Nerdy, Black & Confused
January 31, 2013
Filed under Opinion
I like to complain. Those who know me know this. Some of my favorite things to complain about have to do with homework, snow, the perpetuation of white interest as “universal ideals,” sea kayaking and dogs. I don’t like dogs. I think I told a slew of people last semester that I liked dogs. I only did it to fit it, I’m sorry. Also, what is sea kayaking and why is it a thing people do willingly?
You might have heard me ranting about these highly controversial topics in the Prentiss dining hall, on Facebook or, god forbid, on Twitter, where my privacy settings have given me an extremely false sense of privacy. I can forever preach about how people of color, especially women of color, are underrepresented in academia in terms of content (I am no longer impressed by the thoughts of privileged white men in history) as well as in educational institutions such as this fine establishment.
But this has all been said before. Black girl on campus complains about how white campus is, complains about lack of diversity; it’s the first round of Whitman Encounters, I’m aware. It’s a reoccurring theme. Whenever underrepresented groups anywhere talk about issues they face that others can’t necessarily see, they are dismissed as just complaining. If others can’t feel racism or sexism or any other form of discrimination, they think you made it up. We just like to complain.
I also realized that I can complain all I want but if I don’t advocate for myself and speak out about issues that are important to me, I am just as bad as those who misrepresent me.

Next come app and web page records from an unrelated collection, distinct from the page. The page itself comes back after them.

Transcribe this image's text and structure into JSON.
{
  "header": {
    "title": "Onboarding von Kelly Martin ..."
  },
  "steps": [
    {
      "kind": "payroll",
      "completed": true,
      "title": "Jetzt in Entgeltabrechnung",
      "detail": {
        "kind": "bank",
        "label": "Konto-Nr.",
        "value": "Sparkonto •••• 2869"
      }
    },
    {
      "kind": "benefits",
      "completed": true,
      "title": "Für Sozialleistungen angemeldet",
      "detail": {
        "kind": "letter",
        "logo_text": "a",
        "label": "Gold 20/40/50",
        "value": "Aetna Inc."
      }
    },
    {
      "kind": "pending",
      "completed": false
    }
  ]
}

And honestly, who better to represent me than myself? I want to write this column as a means of injecting my thoughts as one woman of color into the public sphere. Fortunately for everyone, as a result of this column, I cannot complain that I am not represented in this particular aspect of life––or in this particular corner of the Pio. I plan to write about race, gender, class and their glorious intersectionalities as they have presented themselves in my life. I do not claim to be an expert. I do not claim to be the voice of all women of color. I only write what I know and have experienced.
Often I am told not to talk about issues of race or gender or class publicly because I will be perceived as the “Angry Black Girl.” Well, until I am not the only one talking about these “made-up issues,” I will continue complaining in the hopes that if there is at least one other lost black girl out there who is a Twitter addict, or never sees people like her on TV, or doesn’t like dogs, but is scared to speak out in the status quo, she won’t feel so crazy.